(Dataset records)
◇ ◇ ◇ ◇ ◇ ◇ ◇
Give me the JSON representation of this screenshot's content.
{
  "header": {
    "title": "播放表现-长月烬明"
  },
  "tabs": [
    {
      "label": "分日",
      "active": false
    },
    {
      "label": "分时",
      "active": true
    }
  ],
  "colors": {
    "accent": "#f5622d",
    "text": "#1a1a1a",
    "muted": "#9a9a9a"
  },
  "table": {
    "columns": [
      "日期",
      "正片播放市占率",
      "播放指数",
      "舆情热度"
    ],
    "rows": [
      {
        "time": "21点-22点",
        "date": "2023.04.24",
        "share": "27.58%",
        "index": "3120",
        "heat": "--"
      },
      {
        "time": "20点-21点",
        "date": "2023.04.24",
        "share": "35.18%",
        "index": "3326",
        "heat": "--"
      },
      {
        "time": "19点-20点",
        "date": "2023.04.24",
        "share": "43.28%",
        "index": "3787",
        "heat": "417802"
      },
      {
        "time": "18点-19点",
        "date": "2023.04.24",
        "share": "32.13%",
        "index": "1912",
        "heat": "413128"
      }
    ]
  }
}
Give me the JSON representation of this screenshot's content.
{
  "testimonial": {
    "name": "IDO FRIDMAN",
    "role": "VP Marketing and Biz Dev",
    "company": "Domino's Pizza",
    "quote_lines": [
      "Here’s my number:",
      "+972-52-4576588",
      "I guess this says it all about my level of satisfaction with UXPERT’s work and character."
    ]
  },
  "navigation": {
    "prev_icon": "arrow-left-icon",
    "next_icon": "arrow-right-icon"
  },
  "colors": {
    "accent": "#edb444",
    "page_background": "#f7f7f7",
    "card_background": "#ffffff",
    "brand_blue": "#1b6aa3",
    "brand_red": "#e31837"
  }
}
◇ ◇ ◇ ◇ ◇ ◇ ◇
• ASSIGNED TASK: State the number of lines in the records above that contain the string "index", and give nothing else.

• THE COMPLETED TASK: 4